“I used to mostly draw with a charcoal pencil – so that’s in black and white. But during lockdown I started coming out of my comfort zone a bit, and started doing colour drawings with graphite pencils. My friends often told me that they like them when I shared them on Facebook, and that the colour drawings cheered them up.”

Chris mentioned all of this to his Support Coordinator, and this started a discussion which ended up with them arranging an exhibition of Chris’s work in the Woodlands Community Meeting Room in Glasgow.

A man smiling at the viewer. He is pointing to pictures on a wall

Above: Chris’s with his artwork on display at the Woodlands Community Meeting Room in Glasgow

Many of Chris’s drawings are of people, but they’re not all real people. Chris says: “I draw lots of stuff. I do things from TV shows or movie characters, or I’ll do cartoon characters or I’ll do superheroes. Things along those lines.”

But not all of Chris’s work is of made-up characters: “I sometimes draw bands of musicians and things like that.” And Chris uses this as a chance to share his work in a really lovely way.

“I go along to shows – plays or concerts – and I’ll pick a member of the band or the cast. Obviously I can’t draw them all, but I’ll draw someone. And then after the show, I’ll go to the stage door and I’ll present them with the drawing. Just as a little gift for them. People almost always ask if they are allowed to keep it! And I say, ‘Of course, that’s what I’ve done it for, it’s for you to take away.’ And they’re delighted. People giving me hugs and sometimes they’re nearly crying. It’s just very nice to see someone happy with something that I’ve done for them, and to see how much it means to them.”

A table with postcards laid out on it and three framed comic pages standing upright on the table.

Above: Chris’s work in the Woodlands Community Meeting Room in Glasgow

At SCVO’s The Gathering 2023 we’ll be telling people more about who we are and what we do, as well as what we learned through creating our most recent impact report, Stepping Stones. 

We will be sharing how we went about understanding our impact, especially the impact of our relationships with people. Created in collaboration with Matter of Focus, the report shines a light on the difference we make and how we make it.

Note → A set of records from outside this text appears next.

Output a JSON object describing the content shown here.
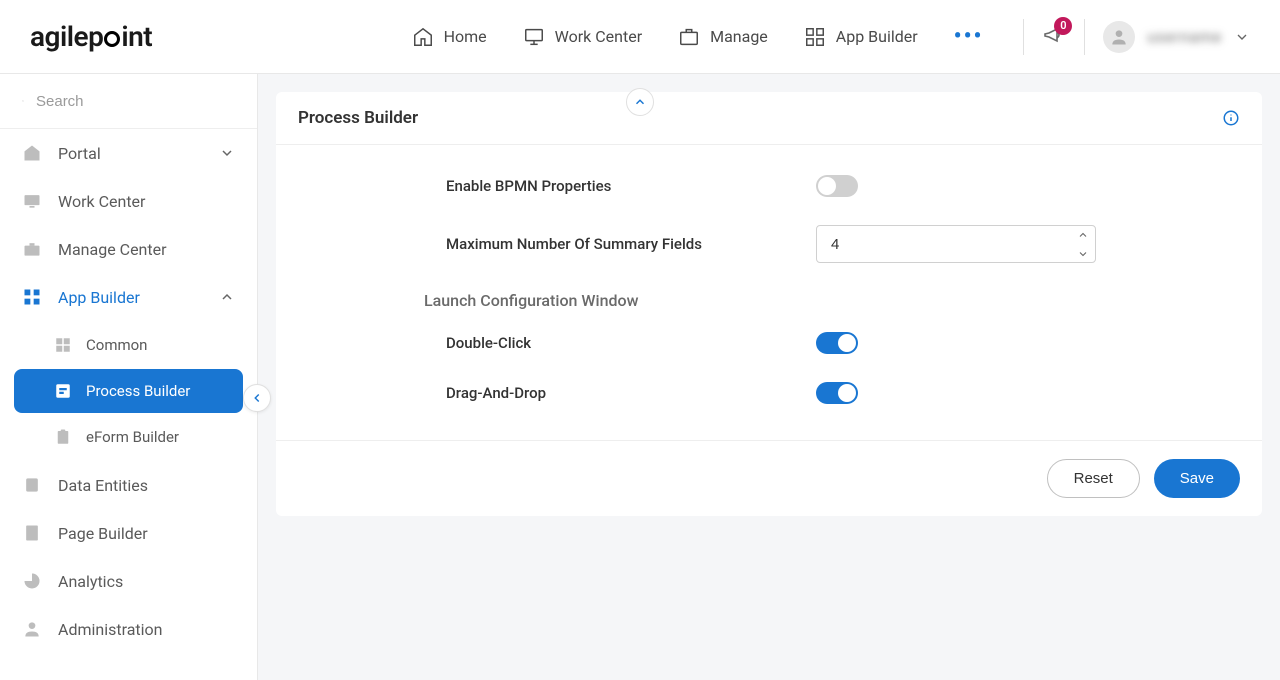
{
  "header": {
    "nav": {
      "home": "Home",
      "work_center": "Work Center",
      "manage": "Manage",
      "app_builder": "App Builder"
    },
    "notif_count": "0",
    "username": "username"
  },
  "search": {
    "placeholder": "Search"
  },
  "sidebar": {
    "portal": "Portal",
    "work_center": "Work Center",
    "manage_center": "Manage Center",
    "app_builder": "App Builder",
    "app_builder_sub": {
      "common": "Common",
      "process_builder": "Process Builder",
      "eform_builder": "eForm Builder"
    },
    "data_entities": "Data Entities",
    "page_builder": "Page Builder",
    "analytics": "Analytics",
    "administration": "Administration"
  },
  "panel": {
    "title": "Process Builder",
    "enable_bpmn_label": "Enable BPMN Properties",
    "max_summary_label": "Maximum Number Of Summary Fields",
    "max_summary_value": "4",
    "launch_section": "Launch Configuration Window",
    "double_click_label": "Double-Click",
    "drag_drop_label": "Drag-And-Drop",
    "reset": "Reset",
    "save": "Save"
  }
}
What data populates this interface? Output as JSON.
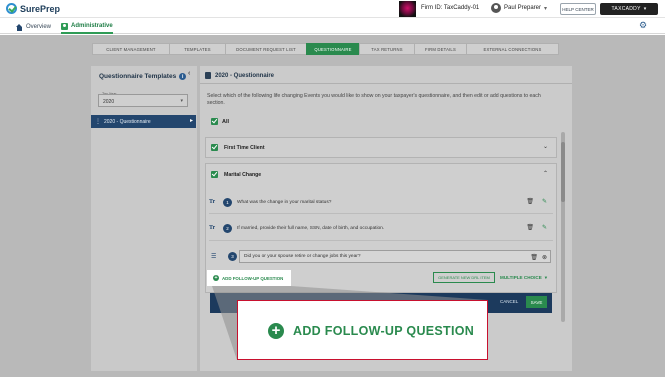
{
  "topbar": {
    "logo_text": "SurePrep",
    "firm_id": "Firm ID: TaxCaddy-01",
    "user_name": "Paul Preparer",
    "help_center": "HELP CENTER",
    "taxcaddy": "TAXCADDY"
  },
  "nav": {
    "overview": "Overview",
    "administrative": "Administrative"
  },
  "subtabs": [
    "CLIENT MANAGEMENT",
    "TEMPLATES",
    "DOCUMENT REQUEST LIST",
    "QUESTIONNAIRE",
    "TAX RETURNS",
    "FIRM DETAILS",
    "EXTERNAL CONNECTIONS"
  ],
  "left_panel": {
    "title": "Questionnaire Templates",
    "tax_year_label": "Tax Year",
    "tax_year": "2020",
    "item": "2020 - Questionnaire"
  },
  "right_panel": {
    "title": "2020 - Questionnaire",
    "description": "Select which of the following life changing Events you would like to show on your taxpayer's questionnaire, and then edit or add questions to each section.",
    "all_label": "All",
    "events": [
      {
        "label": "First Time Client"
      },
      {
        "label": "Marital Change"
      }
    ],
    "questions": [
      {
        "type_icon": "Tr",
        "number": "1",
        "text": "What was the change in your marital status?"
      },
      {
        "type_icon": "Tr",
        "number": "2",
        "text": "If married, provide their full name, SSN, date of birth, and occupation."
      }
    ],
    "editing_question": {
      "type_icon": "☰",
      "number": "3",
      "text": "Did you or your spouse retire or change jobs this year?"
    },
    "add_followup": "ADD FOLLOW-UP QUESTION",
    "generate_btn": "GENERATE NEW DRL ITEM",
    "question_type": "MULTIPLE CHOICE",
    "cancel": "CANCEL",
    "save": "SAVE"
  },
  "callout": {
    "label": "ADD FOLLOW-UP QUESTION"
  },
  "colors": {
    "brand_green": "#2a8a4e",
    "navy": "#23466e",
    "highlight_red": "#c8102e"
  }
}
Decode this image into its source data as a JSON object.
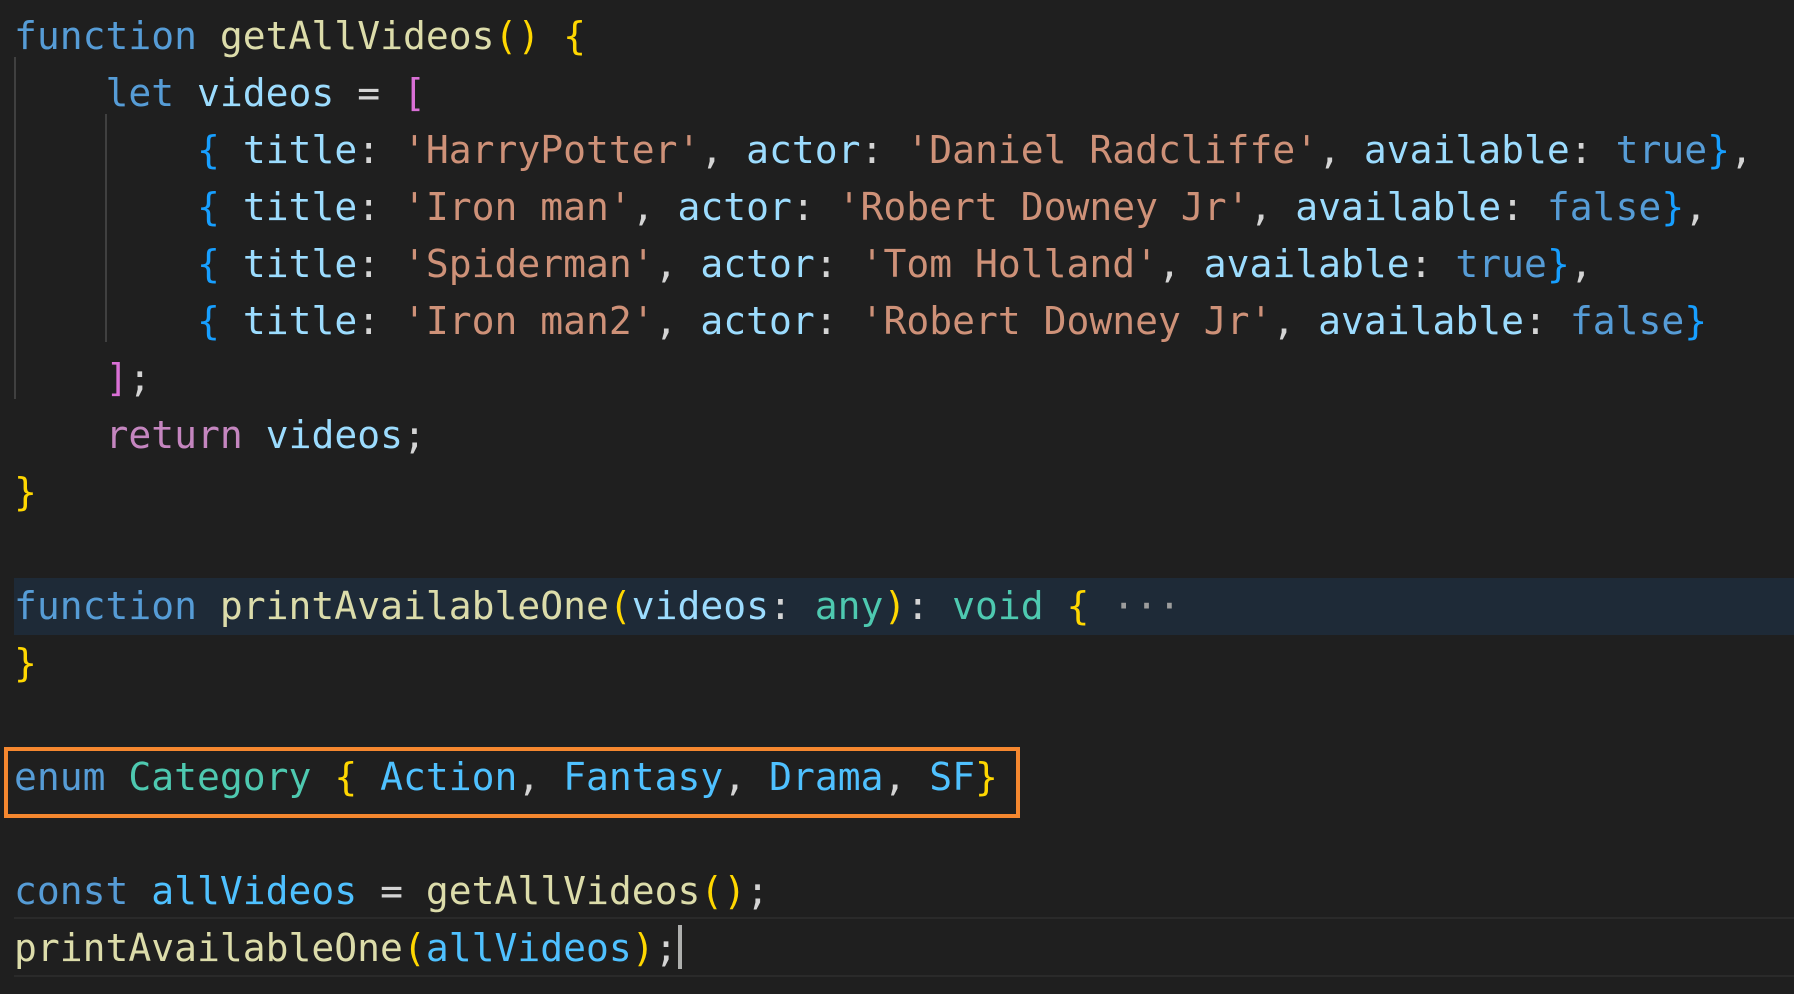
{
  "editor": {
    "lines": [
      [
        {
          "t": "function",
          "c": "kw"
        },
        {
          "t": " ",
          "c": "p"
        },
        {
          "t": "getAllVideos",
          "c": "fn"
        },
        {
          "t": "()",
          "c": "b1"
        },
        {
          "t": " ",
          "c": "p"
        },
        {
          "t": "{",
          "c": "b1"
        }
      ],
      [
        {
          "t": "    ",
          "c": "p"
        },
        {
          "t": "let",
          "c": "kw"
        },
        {
          "t": " ",
          "c": "p"
        },
        {
          "t": "videos",
          "c": "var"
        },
        {
          "t": " = ",
          "c": "p"
        },
        {
          "t": "[",
          "c": "b2"
        }
      ],
      [
        {
          "t": "        ",
          "c": "p"
        },
        {
          "t": "{",
          "c": "b3"
        },
        {
          "t": " ",
          "c": "p"
        },
        {
          "t": "title",
          "c": "var"
        },
        {
          "t": ": ",
          "c": "p"
        },
        {
          "t": "'HarryPotter'",
          "c": "str"
        },
        {
          "t": ", ",
          "c": "p"
        },
        {
          "t": "actor",
          "c": "var"
        },
        {
          "t": ": ",
          "c": "p"
        },
        {
          "t": "'Daniel Radcliffe'",
          "c": "str"
        },
        {
          "t": ", ",
          "c": "p"
        },
        {
          "t": "available",
          "c": "var"
        },
        {
          "t": ": ",
          "c": "p"
        },
        {
          "t": "true",
          "c": "bool"
        },
        {
          "t": "}",
          "c": "b3"
        },
        {
          "t": ",",
          "c": "p"
        }
      ],
      [
        {
          "t": "        ",
          "c": "p"
        },
        {
          "t": "{",
          "c": "b3"
        },
        {
          "t": " ",
          "c": "p"
        },
        {
          "t": "title",
          "c": "var"
        },
        {
          "t": ": ",
          "c": "p"
        },
        {
          "t": "'Iron man'",
          "c": "str"
        },
        {
          "t": ", ",
          "c": "p"
        },
        {
          "t": "actor",
          "c": "var"
        },
        {
          "t": ": ",
          "c": "p"
        },
        {
          "t": "'Robert Downey Jr'",
          "c": "str"
        },
        {
          "t": ", ",
          "c": "p"
        },
        {
          "t": "available",
          "c": "var"
        },
        {
          "t": ": ",
          "c": "p"
        },
        {
          "t": "false",
          "c": "bool"
        },
        {
          "t": "}",
          "c": "b3"
        },
        {
          "t": ",",
          "c": "p"
        }
      ],
      [
        {
          "t": "        ",
          "c": "p"
        },
        {
          "t": "{",
          "c": "b3"
        },
        {
          "t": " ",
          "c": "p"
        },
        {
          "t": "title",
          "c": "var"
        },
        {
          "t": ": ",
          "c": "p"
        },
        {
          "t": "'Spiderman'",
          "c": "str"
        },
        {
          "t": ", ",
          "c": "p"
        },
        {
          "t": "actor",
          "c": "var"
        },
        {
          "t": ": ",
          "c": "p"
        },
        {
          "t": "'Tom Holland'",
          "c": "str"
        },
        {
          "t": ", ",
          "c": "p"
        },
        {
          "t": "available",
          "c": "var"
        },
        {
          "t": ": ",
          "c": "p"
        },
        {
          "t": "true",
          "c": "bool"
        },
        {
          "t": "}",
          "c": "b3"
        },
        {
          "t": ",",
          "c": "p"
        }
      ],
      [
        {
          "t": "        ",
          "c": "p"
        },
        {
          "t": "{",
          "c": "b3"
        },
        {
          "t": " ",
          "c": "p"
        },
        {
          "t": "title",
          "c": "var"
        },
        {
          "t": ": ",
          "c": "p"
        },
        {
          "t": "'Iron man2'",
          "c": "str"
        },
        {
          "t": ", ",
          "c": "p"
        },
        {
          "t": "actor",
          "c": "var"
        },
        {
          "t": ": ",
          "c": "p"
        },
        {
          "t": "'Robert Downey Jr'",
          "c": "str"
        },
        {
          "t": ", ",
          "c": "p"
        },
        {
          "t": "available",
          "c": "var"
        },
        {
          "t": ": ",
          "c": "p"
        },
        {
          "t": "false",
          "c": "bool"
        },
        {
          "t": "}",
          "c": "b3"
        }
      ],
      [
        {
          "t": "    ",
          "c": "p"
        },
        {
          "t": "]",
          "c": "b2"
        },
        {
          "t": ";",
          "c": "p"
        }
      ],
      [
        {
          "t": "    ",
          "c": "p"
        },
        {
          "t": "return",
          "c": "ctl"
        },
        {
          "t": " ",
          "c": "p"
        },
        {
          "t": "videos",
          "c": "var"
        },
        {
          "t": ";",
          "c": "p"
        }
      ],
      [
        {
          "t": "}",
          "c": "b1"
        }
      ],
      [],
      [
        {
          "t": "function",
          "c": "kw"
        },
        {
          "t": " ",
          "c": "p"
        },
        {
          "t": "printAvailableOne",
          "c": "fn"
        },
        {
          "t": "(",
          "c": "b1"
        },
        {
          "t": "videos",
          "c": "var"
        },
        {
          "t": ": ",
          "c": "p"
        },
        {
          "t": "any",
          "c": "typ"
        },
        {
          "t": ")",
          "c": "b1"
        },
        {
          "t": ": ",
          "c": "p"
        },
        {
          "t": "void",
          "c": "typ"
        },
        {
          "t": " ",
          "c": "p"
        },
        {
          "t": "{",
          "c": "b1"
        },
        {
          "t": " ···",
          "c": "ell"
        }
      ],
      [
        {
          "t": "}",
          "c": "b1"
        }
      ],
      [],
      [
        {
          "t": "enum",
          "c": "kw"
        },
        {
          "t": " ",
          "c": "p"
        },
        {
          "t": "Category",
          "c": "typ"
        },
        {
          "t": " ",
          "c": "p"
        },
        {
          "t": "{",
          "c": "b1"
        },
        {
          "t": " ",
          "c": "p"
        },
        {
          "t": "Action",
          "c": "cst"
        },
        {
          "t": ", ",
          "c": "p"
        },
        {
          "t": "Fantasy",
          "c": "cst"
        },
        {
          "t": ", ",
          "c": "p"
        },
        {
          "t": "Drama",
          "c": "cst"
        },
        {
          "t": ", ",
          "c": "p"
        },
        {
          "t": "SF",
          "c": "cst"
        },
        {
          "t": "}",
          "c": "b1"
        }
      ],
      [],
      [
        {
          "t": "const",
          "c": "kw"
        },
        {
          "t": " ",
          "c": "p"
        },
        {
          "t": "allVideos",
          "c": "cst"
        },
        {
          "t": " = ",
          "c": "p"
        },
        {
          "t": "getAllVideos",
          "c": "fn"
        },
        {
          "t": "()",
          "c": "b1"
        },
        {
          "t": ";",
          "c": "p"
        }
      ],
      [
        {
          "t": "printAvailableOne",
          "c": "fn"
        },
        {
          "t": "(",
          "c": "b1"
        },
        {
          "t": "allVideos",
          "c": "cst"
        },
        {
          "t": ")",
          "c": "b1"
        },
        {
          "t": ";",
          "c": "p"
        }
      ]
    ]
  },
  "colors": {
    "background": "#1f1f1f",
    "highlight_box": "#f5872f",
    "keyword": "#569cd6",
    "function": "#dcdcaa",
    "string": "#ce9178",
    "type": "#4ec9b0"
  }
}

We’ll also be highlighting key words from our work. Each of the words below is one of the themes we noticed from our conversations with people we support. At Future Pathways, we ask people how it feels to work with us. It helps us to improve our service and to learn.